Friday, February 25, 2022

By Victoria Brito Morales

RIO GRANDE VALLEY, TEXAS – The Disaster Studies program at UTRGV is hosting a webinar advocating for Special Needs Shelters in the area’s disaster preparedness planning.

The one-hour webinar will be online and starts at noon Tuesday, March 1. It will include discussions on the topic from the following panelists:

  • Dean Kyne, associate professor and Disaster Studies program director, UTRGV Department of Sociology.
  • William Donner, professor and chair, UTRGV Department of Sociology.
  • Arlett Lomeli, assistant professor, UTRGV Department of Sociology.
  • Jeannette Zallar, UTRGV MA Disaster Studies alumna, property/evidence technician, UTRGV Police Department.
  • Santos Castaneda, lead case manager, Cameron County Public Health.
  • Ricardo Saldaña, Hidalgo County emergency management coordinator.
  • Thomas Hushen, Cameron County emergency manager.
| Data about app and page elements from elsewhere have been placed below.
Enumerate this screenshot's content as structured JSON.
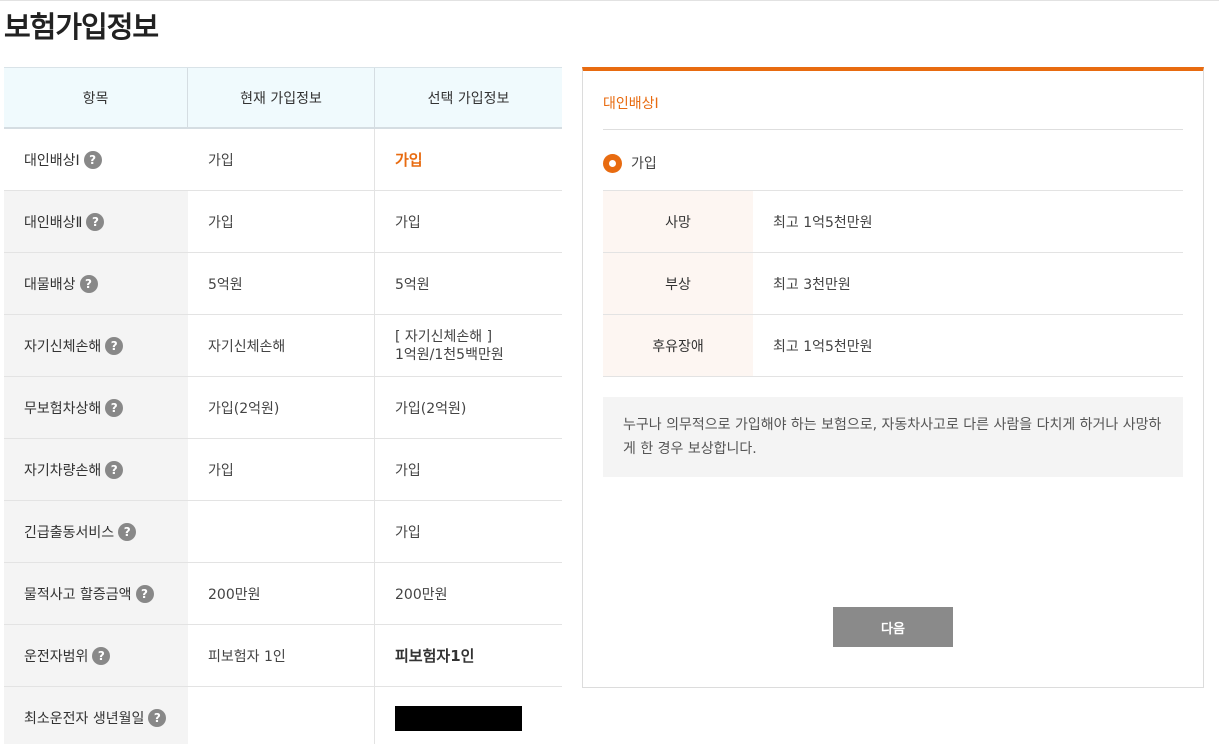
{
  "page": {
    "title": "보험가입정보"
  },
  "table": {
    "headers": [
      "항목",
      "현재 가입정보",
      "선택 가입정보"
    ],
    "rows": [
      {
        "item": "대인배상Ⅰ",
        "current": "가입",
        "selected": "가입"
      },
      {
        "item": "대인배상Ⅱ",
        "current": "가입",
        "selected": "가입"
      },
      {
        "item": "대물배상",
        "current": "5억원",
        "selected": "5억원"
      },
      {
        "item": "자기신체손해",
        "current": "자기신체손해",
        "selected_line1": "[ 자기신체손해 ]",
        "selected_line2": "1억원/1천5백만원"
      },
      {
        "item": "무보험차상해",
        "current": "가입(2억원)",
        "selected": "가입(2억원)"
      },
      {
        "item": "자기차량손해",
        "current": "가입",
        "selected": "가입"
      },
      {
        "item": "긴급출동서비스",
        "current": "",
        "selected": "가입"
      },
      {
        "item": "물적사고 할증금액",
        "current": "200만원",
        "selected": "200만원"
      },
      {
        "item": "운전자범위",
        "current": "피보험자 1인",
        "selected": "피보험자1인"
      },
      {
        "item": "최소운전자 생년월일",
        "current": "",
        "selected": ""
      }
    ],
    "help_glyph": "?"
  },
  "panel": {
    "title": "대인배상Ⅰ",
    "option_label": "가입",
    "coverage": [
      {
        "label": "사망",
        "value": "최고 1억5천만원"
      },
      {
        "label": "부상",
        "value": "최고 3천만원"
      },
      {
        "label": "후유장애",
        "value": "최고 1억5천만원"
      }
    ],
    "description": "누구나 의무적으로 가입해야 하는 보험으로, 자동차사고로 다른 사람을 다치게 하거나 사망하게 한 경우 보상합니다.",
    "next_label": "다음"
  },
  "colors": {
    "accent": "#e86b10",
    "header_bg": "#f0fafd",
    "button_bg": "#8a8a8a"
  },
  "icons": {
    "help": "question-circle-icon",
    "radio": "radio-selected-icon"
  }
}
Kyne said the most vulnerable population in the event of a disaster are those who are chronically ill, have disabilities or need special accommodations.

“These are people who have limited resources and are less prepared and have to depend on other people to prepare in the event of a disaster,” he said.

The idea of the webinar stemmed from Zallar’s master’s thesis, “Evaluating Disaster Evacuation Plans of Families with Special Medical Needs (SMN) in the Rio Grande Valley: A Proposal for Providing a Special Needs Disaster Shelter,” which calls for the creation of SNS in Texas.

Zallar, who graduated from UTRGV in December 2021, looked at the preparedness of the special needs population, types of disabilities or illnesses, expectations of the population and how far they can travel, and how many days they would need assistance.

“After some research, I discovered Florida and other states already had these kinds of shelters,” Zallar said. “I thought, why don’t we have one? We’re in the target area for hurricanes. Why don’t we have special needs disaster shelters? Maybe one could be built.”

A special needs shelter differs from a regular shelter in that it is equipped with medical equipment necessary for a diverse set of needs.

“This is a useful study, and we are sharing this information and creating an awareness for key stakeholders who are responsible for providing these types of services,” Kyne said. “We are showing our leadership and initiative in academic research, and we are collaborating and engaging the community to find out what the needs are, and what kind of services will be needed.”

Register for the webinar online at


The University of Texas Rio Grande Valley (UTRGV) was created by the Texas Legislature in 2013 as the first major public university of the 21st century in Texas. This transformative initiative provided the opportunity to expand educational opportunities in the Rio Grande Valley, including a new School of Medicine, and made it possible for residents of the region to benefit from the Permanent University Fund – a public endowment contributing support to the University of Texas System and other institutions.

UTRGV has campuses and off-campus research and teaching sites throughout the Rio Grande Valley including in Boca Chica Beach, Brownsville (formerly The University of Texas at Brownsville campus), Edinburg (formerly The University of Texas-Pan American campus), Harlingen, McAllen, Port Isabel, Rio Grande City, and South Padre Island. UTRGV, a comprehensive academic institution, enrolled its first class in the fall of 2015, and the School of Medicine welcomed its first class in the summer of 2016.